To be honest, AX is less interesting every year. It's still got elements of fun -- we swap war stories with other members of the press corps, chat with friends we see once a year, drink and listen to indie bands, but it's no longer the center of the year. It's a behemoth, and we dread it.
And it's hard to express how sad that is, how much we've relied on enjoying AX throughout the years. We worried, we pushed, but ultimately the boondoggles and mismanagement overwhelmed the bright spots. (And there are bright spots. That's the worst part, in some ways.)
But what can we do? Offer advice and hope. We'll be back, after all.
First, AX: again we had half-empty venues. Not even Pornograffiti managed to fill their space, and they were in Club Nokia! We've said this before, but apparently it has to be said again: Your first goal is to keep main events filled. Otherwise you have fiascos like Morning Musume and Gackt. These acts are lured by the idea of playing to a large and receptive American audience, and you owe it to them to deliver. Charge for tickets if the venue will fill. Charge for better seats or improved access. But fill the hall.
A corollary: a filled smaller venue is better than a half-filled large one. It pains me to sit in the musical performances and to look around and see the hall barely half full. I can only imagine how the guests feel -- they expect a a room full of people cheering for them, only to come out to a half empty venue. It's even worse when there are multiple musical guests, one after another, and half the audience leaves after the first act, leaving the room even emptier for the follow-up group.
This isn't as big a deal, but we'd also like to single out the handling of press photography as especially terrible. For whatever reason, AX's staff determined that photos could only be taken from one's assigned seat. This would have been tolerable if the seats weren't all the way back in the wings. It was a shortsighted policy, and it led to bad coverage. Better coverage might lead to some of that army of cosplayers thinking "hey, we should check out the events!" Just a thought.
Main events aside, the Exhibit Hall ("dealer's room", to us, but whatever) wasn't terrible. It was crowded -- a mixed blessing, but overall a good thing. I heard multiple dealers say that this was their best AX ever, and that's honestly pretty wonderful.
The one major complaint I have is that the layout could have been better. There were a bunch of bottlenecks where the aisle width changed, and this made walking around difficult. We wouldn't complain at most cons, but AX is supposed to be professional, and this sort of layout issue is bush-league.
The other layout-based problem was that the artist's alley arrangement, with seemingly endless rows dividing off the space from the main body of the hall, made it very difficult to reach the poor artists at the back. After fighting through the crowds, it was difficult to muster the strength to get through the choke points at either end of the row. It was difficult to even know they were there.
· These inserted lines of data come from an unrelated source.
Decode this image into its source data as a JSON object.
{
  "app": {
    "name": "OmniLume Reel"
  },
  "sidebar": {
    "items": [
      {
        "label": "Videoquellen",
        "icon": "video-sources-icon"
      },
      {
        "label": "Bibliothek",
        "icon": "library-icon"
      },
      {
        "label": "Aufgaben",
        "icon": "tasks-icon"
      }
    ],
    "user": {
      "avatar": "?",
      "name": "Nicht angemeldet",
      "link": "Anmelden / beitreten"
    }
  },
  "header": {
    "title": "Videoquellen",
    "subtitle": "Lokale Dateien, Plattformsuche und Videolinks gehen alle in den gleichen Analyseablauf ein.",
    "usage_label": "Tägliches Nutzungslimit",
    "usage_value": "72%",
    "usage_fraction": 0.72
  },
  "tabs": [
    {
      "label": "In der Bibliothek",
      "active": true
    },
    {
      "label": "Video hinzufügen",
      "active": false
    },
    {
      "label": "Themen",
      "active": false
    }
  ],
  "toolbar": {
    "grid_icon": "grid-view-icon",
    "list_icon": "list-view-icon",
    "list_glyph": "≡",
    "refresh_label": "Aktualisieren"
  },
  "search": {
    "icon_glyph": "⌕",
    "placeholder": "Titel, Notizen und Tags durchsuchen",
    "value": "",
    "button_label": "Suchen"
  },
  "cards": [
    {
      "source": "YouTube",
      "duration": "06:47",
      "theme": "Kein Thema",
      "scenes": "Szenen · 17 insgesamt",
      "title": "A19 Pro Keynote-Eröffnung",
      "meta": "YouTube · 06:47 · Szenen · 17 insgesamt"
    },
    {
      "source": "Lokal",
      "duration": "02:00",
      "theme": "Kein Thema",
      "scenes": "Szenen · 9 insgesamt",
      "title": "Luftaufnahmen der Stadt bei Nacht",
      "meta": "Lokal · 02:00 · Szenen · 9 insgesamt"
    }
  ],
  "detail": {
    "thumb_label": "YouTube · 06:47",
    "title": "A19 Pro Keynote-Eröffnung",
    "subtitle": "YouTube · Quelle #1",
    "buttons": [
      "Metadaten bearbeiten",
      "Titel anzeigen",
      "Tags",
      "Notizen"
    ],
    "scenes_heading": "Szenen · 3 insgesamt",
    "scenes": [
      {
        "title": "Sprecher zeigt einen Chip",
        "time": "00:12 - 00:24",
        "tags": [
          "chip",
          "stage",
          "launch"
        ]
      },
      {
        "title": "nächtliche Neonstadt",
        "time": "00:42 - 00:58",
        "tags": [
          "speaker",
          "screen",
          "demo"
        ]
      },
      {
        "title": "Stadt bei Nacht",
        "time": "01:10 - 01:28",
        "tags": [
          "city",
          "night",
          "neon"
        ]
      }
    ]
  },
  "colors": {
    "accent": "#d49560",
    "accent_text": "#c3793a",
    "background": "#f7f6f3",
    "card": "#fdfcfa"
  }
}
But it wasn't all negative experiences. I really enjoyed the photography space provided in the convention center. When I first heard about it, I envisioned random backgrounds with one or two props. I was not expecting whole room-size sets with large, elaborate props. And it wasn't just one set -- there was a classroom, complete with chalkboard and desks; a bedroom with bed and stuffed animals; even a torii gate with blossoming sakura trees. The sets provided a much-needed relief from the industrial look of the Los Angeles Convention center. And they were inside, in the air conditioning. Marvelous.
Another good point was that, while the registration lines looked hellishly long, snaking back and forth three or four times under the southern walkway of the convention center, the longest wait I heard about was 2 hours. Two hours, for that number of people, seems nearly miraculous. And they were even in the shade most of the time. Pure luxury!
Now that we put it into words, the major problems seem tied to the ridiculous monetization efforts -- but it's not just the money. We buy our badges, and we like to think that we're getting fair value for them. Surcharges erode that belief, especially on fan-based events like the Masquerade. I'm fine with premium concert seating, but there are limits.
On the other hand, whatever you did to registration, keep doing it, and don't get complacent. Try to find areas to improve it so that the maximum wait isn't two hours out in the Los Angeles heat. And definitely bring back the photo sets. I liked that.